2. Set boundaries on music. The obvious boundary is the musical content your kids are taking in, but there’s more to managing music than just understanding a song’s message. You will probably need to help your kids set boundaries on when it’s OK to listen to music…and when it’s not (for example, during class). You will probably need to help your kids set boundaries on where they can listen to music…and where they can’t (for example, the dinner table). Just this morning, on our drive to school, my son and I noticed a minivan beside us that was carrying four people. A mom was driving, and there were three kids spread out in the vehicle. Every single kid had in a set of earbuds. Literally no one was talking to anyone else in the van (here’s some proactive ideas to avoid headphone isolation). Think about some boundaries you might need to put in place. Who knows, you might replace music time with face time. And when that happens….
3. Dialogue by using great questions. Almost every kid I’ve known likes talking about their music, if the topic is approached correctly. One of the best ways to involve your kids in a great conversation about their music is to ask some well-crafted questions. Here are a few to get you going, but feel free to add your own:
- How much influence does music have over you? How do you know?
- Why do you like this particular song? What do you find intriguing about it?
- Are there messages or themes in this song that contradict our values? If so, what should be done?
- Do you think music lyrics affect our actions?
- What role should our faith play in choosing music? What happens if we use Philippians 4:8 as a “filter”?
- Should the artist’s lifestyle/actions affect whether or not we listen to his/her music? Why or why not?
Or go through a book like Jonathan’s The Teen’s Guide to Social Media & Mobile Devices with your kids, a book that has an entire chapter on the entertainment media we stream.
There are some great songs at the top of the charts, and sadly, there are some songs that need to be outright avoided…but you now have the tools to determine which is which. Hopefully you’ll be ready for whatever 2019 throws at you!
Jonathan McKee is the author of over twenty books including the brand new The Guy's Guide to FOUR BATTLES Every Young Man Must Face; The Teen’s Guide to Social Media & Mobile Devices; If I Had a Parenting Do Over; and the Amazon Best Seller - The Guy's Guide to God, Girls and the Phone in Your Pocket. He speaks to parents and leaders worldwide, all while providing free resources for parents on his website TheSource4Parents.com. Jonathan, his wife Lori, and their three kids live in California.
David R. Smith

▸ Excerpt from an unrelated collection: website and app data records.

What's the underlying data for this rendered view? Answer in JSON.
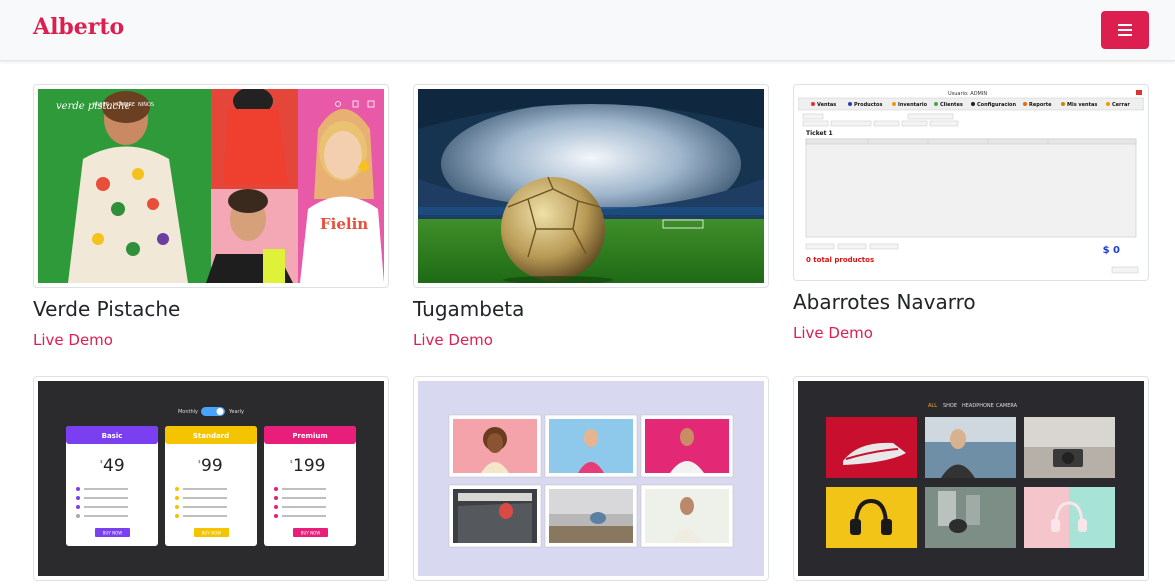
{
  "navbar": {
    "brand": "Alberto",
    "menu_icon": "hamburger-icon",
    "accent_color": "#dc1f4f"
  },
  "projects": [
    {
      "title": "Verde Pistache",
      "link_label": "Live Demo",
      "thumb": {
        "logo": "verde pistache",
        "menu": [
          "MUJER",
          "HOMBRE",
          "NIÑOS"
        ],
        "shirt_text": "Fielin"
      }
    },
    {
      "title": "Tugambeta",
      "link_label": "Live Demo",
      "thumb": {}
    },
    {
      "title": "Abarrotes Navarro",
      "link_label": "Live Demo",
      "thumb": {
        "window_title": "Usuario: ADMIN",
        "tabs": [
          "Ventas",
          "Productos",
          "Inventario",
          "Clientes",
          "Configuracion",
          "Reporte",
          "Mis ventas",
          "Cerrar"
        ],
        "ticket": "Ticket 1",
        "total_amount": "$ 0",
        "total_products": "0 total productos"
      }
    },
    {
      "title": "",
      "link_label": "",
      "thumb": {
        "toggle_left": "Monthly",
        "toggle_right": "Yearly",
        "plans": [
          {
            "name": "Basic",
            "price": "49",
            "color": "#7b3ff2",
            "button": "BUY NOW"
          },
          {
            "name": "Standard",
            "price": "99",
            "color": "#f5c400",
            "button": "BUY NOW"
          },
          {
            "name": "Premium",
            "price": "199",
            "color": "#e91e7a",
            "button": "BUY NOW"
          }
        ]
      }
    },
    {
      "title": "",
      "link_label": "",
      "thumb": {}
    },
    {
      "title": "",
      "link_label": "",
      "thumb": {
        "filters": [
          "ALL",
          "SHOE",
          "HEADPHONE",
          "CAMERA"
        ]
      }
    }
  ]
}
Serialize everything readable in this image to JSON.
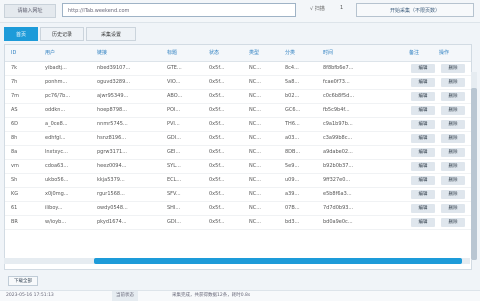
{
  "topbar": {
    "label": "请输入网址",
    "url_value": "http://iTab.weekend.com",
    "settings_label": "√ 扫描",
    "settings_value": "1",
    "action_button": "开始采集（不限页数）"
  },
  "tabs": [
    {
      "label": "首页",
      "active": true
    },
    {
      "label": "历史记录",
      "active": false
    },
    {
      "label": "采集设置",
      "active": false
    }
  ],
  "table": {
    "headers": [
      "ID",
      "用户",
      "链接",
      "标题",
      "状态",
      "类型",
      "分类",
      "时间",
      "备注",
      "操作"
    ],
    "rows": [
      [
        "7k",
        "yibadtj...",
        "nbed39107...",
        "GTE...",
        "0x5f...",
        "NC...",
        "8c4...",
        "8f8bfb6e7...",
        "编辑",
        "删除"
      ],
      [
        "7h",
        "ponhm...",
        "oguvd3289...",
        "VIO...",
        "0x5f...",
        "NC...",
        "5a8...",
        "fcae0f73...",
        "编辑",
        "删除"
      ],
      [
        "7m",
        "pc76/7b...",
        "ajwr95349...",
        "ABO...",
        "0x5f...",
        "NC...",
        "b02...",
        "c0c6b8f5d...",
        "编辑",
        "删除"
      ],
      [
        "AS",
        "oddkn...",
        "hoep8798...",
        "POI...",
        "0x5f...",
        "NC...",
        "GC6...",
        "fb5c9b4f...",
        "编辑",
        "删除"
      ],
      [
        "6D",
        "a_0ce8...",
        "nnmr5745...",
        "PVI...",
        "0x5f...",
        "NC...",
        "TH6...",
        "c9a1b97b...",
        "编辑",
        "删除"
      ],
      [
        "8h",
        "edhfgl...",
        "hsnz8196...",
        "GDI...",
        "0x5f...",
        "NC...",
        "a03...",
        "c3a99b8c...",
        "编辑",
        "删除"
      ],
      [
        "8a",
        "lnxtxyc...",
        "pgrw3171...",
        "GEI...",
        "0x5f...",
        "NC...",
        "8DB...",
        "a9dabe02...",
        "编辑",
        "删除"
      ],
      [
        "vm",
        "cdoa63...",
        "heez0094...",
        "SYL...",
        "0x5f...",
        "NC...",
        "5e9...",
        "b92b0b37...",
        "编辑",
        "删除"
      ],
      [
        "Sh",
        "ukbo56...",
        "kkja5379...",
        "ECL...",
        "0x5f...",
        "NC...",
        "u09...",
        "9ff327e0...",
        "编辑",
        "删除"
      ],
      [
        "KG",
        "x0j0mg...",
        "rgur1568...",
        "SFV...",
        "0x5f...",
        "NC...",
        "a39...",
        "e5b8f6a3...",
        "编辑",
        "删除"
      ],
      [
        "61",
        "iliboy...",
        "owdy0548...",
        "SHI...",
        "0x5f...",
        "NC...",
        "07B...",
        "7d7d0b93...",
        "编辑",
        "删除"
      ],
      [
        "BR",
        "w/ioyb...",
        "pkyd1674...",
        "GDI...",
        "0x5f...",
        "NC...",
        "bd3...",
        "bd0a9e0c...",
        "编辑",
        "删除"
      ]
    ]
  },
  "footer": {
    "small_button": "下载全部"
  },
  "status": {
    "time": "2023-05-16 17:51:13",
    "label": "当前状态",
    "message": "采集完成，共获得数据12条，耗时0.8s"
  }
}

David R. Smith is the author of several books including Christianity... It's Like This and speaks to parents and leaders across the U.S. David is a 15-year youth ministry veteran, now a senior pastor, who specializes in sharing the gospel, and equipping others do the same. David provides free resources to anyone who works with teenagers on his website, DavidRSmith.org David resides with his wife and son in Tampa, Florida.